** Drug overdoses are the leading cause of death for Americans under 50 and access to naloxone, a life-saving opioid overdose reversal drug, is essential to preventing those deaths **

(Washington, DC) – This week, U.S. Senator Jeanne Shaheen (D-NH) led a letter with U.S. Senators Brian Schatz (D-HI) and Maggie Hassan (D-NH) to the Federal Aviation Administration (FAA), requesting that the agency issue regulations requiring that Emergency Medical Kits (EMK) carried by passenger airlines include naloxone to treat drug overdoses in response to our nation’s growing opioid epidemic.

The Senators wrote, “We’ve heard stories from emergency responders across the country how indispensable this medication proves to be every day and how quick access to it can be the difference between life and death. Flight attendants and volunteer medical professionals serve as emergency responders on commercial passenger flights and they need access to the same reliable resources as firefighters and EMTS on the ground. Drug overdoses can easily occur midflight and are no less dangerous under those circumstances.”

According to the Centers for Disease Control and Prevention (CDC), drug overdoses are the leading cause of death for Americans under 50 and access to naloxone, a life-saving opioid overdose reversal drug, is critical in preventing overdose deaths. Airline passengers are often hours away from emergency medical facilities and cannot seek other treatment until an emergency landing can be made.

The letter continues, “Regulations requiring the inclusion of naloxone in EMKs also provides an important protection for airline crews, who in the course of their duties, may inadvertently handle or come into contact with dangerous drugs that could cause an overdose. Some types of synthetic drugs can be so strong that just touching or breathing in could cause significant health issues. Access to naloxone will ensure that onboard emergency responders are not putting their own lives at risk when attempting to help passengers in need.”

The Senators closed their letter by requesting that the FAA require training for flight attendants to help recognize the signs and symptoms of an opioid overdose, so that they can provide better information to assisting physicians on the flight or over the phone through emergency medical consolation services. This will lead to faster administration of treatment, a factor that could very well determine a passenger’s survival.
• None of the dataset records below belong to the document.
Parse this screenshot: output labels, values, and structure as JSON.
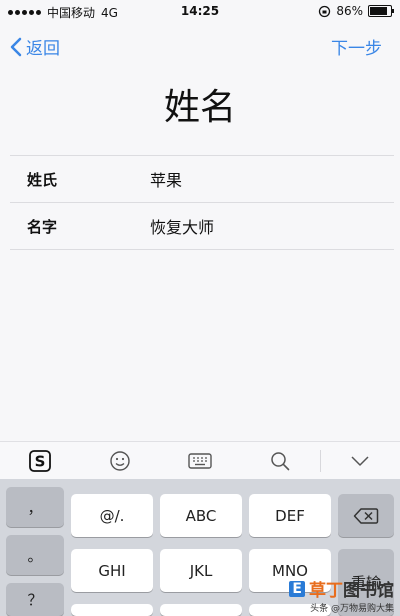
{
  "status_bar": {
    "carrier": "中国移动",
    "network": "4G",
    "time": "14:25",
    "battery_text": "86%",
    "battery_level": 0.86
  },
  "nav": {
    "back_label": "返回",
    "next_label": "下一步"
  },
  "page": {
    "title": "姓名"
  },
  "form": {
    "rows": [
      {
        "label": "姓氏",
        "value": "苹果"
      },
      {
        "label": "名字",
        "value": "恢复大师"
      }
    ]
  },
  "keyboard_toolbar": {
    "icons": [
      "sogou-logo-icon",
      "emoji-icon",
      "keyboard-icon",
      "search-icon",
      "collapse-icon"
    ],
    "sogou_letter": "S"
  },
  "keyboard": {
    "left_keys": [
      "，",
      "。",
      "？"
    ],
    "row1": [
      "@/.",
      "ABC",
      "DEF"
    ],
    "row2": [
      "GHI",
      "JKL",
      "MNO"
    ],
    "right_keys": [
      "重输"
    ],
    "delete_icon": "backspace-icon"
  },
  "watermark": {
    "letter": "E",
    "name_a": "草丁",
    "name_b": "图书馆",
    "sub": "头条 @万物易购大集"
  }
}
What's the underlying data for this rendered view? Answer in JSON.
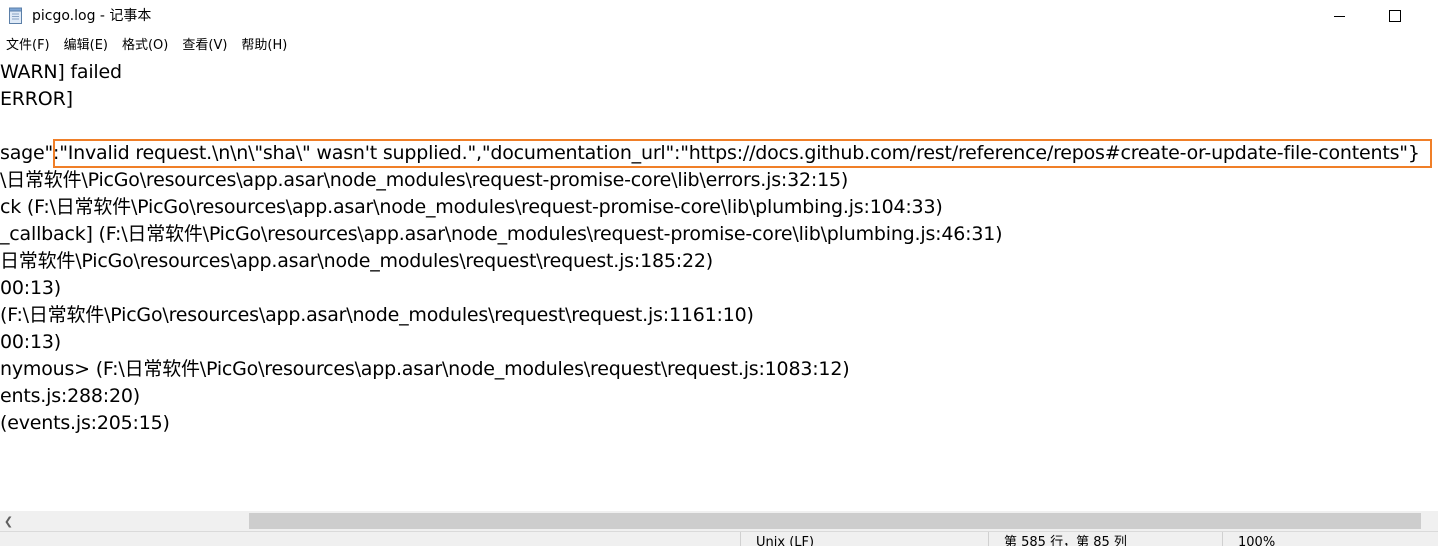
{
  "window": {
    "title": "picgo.log - 记事本",
    "icon": "notepad-icon"
  },
  "menu": {
    "items": [
      "文件(F)",
      "编辑(E)",
      "格式(O)",
      "查看(V)",
      "帮助(H)"
    ]
  },
  "editor": {
    "lines": [
      "WARN] failed",
      "ERROR]",
      "",
      "sage\":\"Invalid request.\\n\\n\\\"sha\\\" wasn't supplied.\",\"documentation_url\":\"https://docs.github.com/rest/reference/repos#create-or-update-file-contents\"}",
      "\\日常软件\\PicGo\\resources\\app.asar\\node_modules\\request-promise-core\\lib\\errors.js:32:15)",
      "ck (F:\\日常软件\\PicGo\\resources\\app.asar\\node_modules\\request-promise-core\\lib\\plumbing.js:104:33)",
      "_callback] (F:\\日常软件\\PicGo\\resources\\app.asar\\node_modules\\request-promise-core\\lib\\plumbing.js:46:31)",
      "日常软件\\PicGo\\resources\\app.asar\\node_modules\\request\\request.js:185:22)",
      "00:13)",
      "(F:\\日常软件\\PicGo\\resources\\app.asar\\node_modules\\request\\request.js:1161:10)",
      "00:13)",
      "nymous> (F:\\日常软件\\PicGo\\resources\\app.asar\\node_modules\\request\\request.js:1083:12)",
      "ents.js:288:20)",
      "(events.js:205:15)"
    ]
  },
  "status": {
    "eol": "Unix (LF)",
    "position": "第 585 行，第 85 列",
    "zoom": "100%"
  },
  "colors": {
    "highlight": "#f07f28",
    "chrome": "#f0f0f0",
    "scroll_thumb": "#cdcdcd"
  }
}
Senator Shaheen, a senior member of the Senate Appropriations Committee and the lead Democrat of the Commerce, Justice, Science and Related Agencies Subcommittee, has led efforts in Congress to respond to the opioid crisis. As a result of her advocacy on the bipartisan Common Sense Caucus and her engagement during the writing of the government funding bill that was recently signed into law, Senator Shaheen secured $3.3 billion in additional resources to combat the opioid epidemic. This funding will go towards a number of key programs through the Department of Health and Human Services for treatment and prevention, the Department of Justice for law enforcement and grant resources, and other federal agencies to help communities impacted by the opioid epidemic. Senator Shaheen has also introduced bipartisan legislation with Senator Hassan that would change how federal agencies determine State Targeted Response Opioid Crisis Grant funding to prioritize states with the highest mortality rates in the nation from opioid overdoses. 

The letter can be read in full here.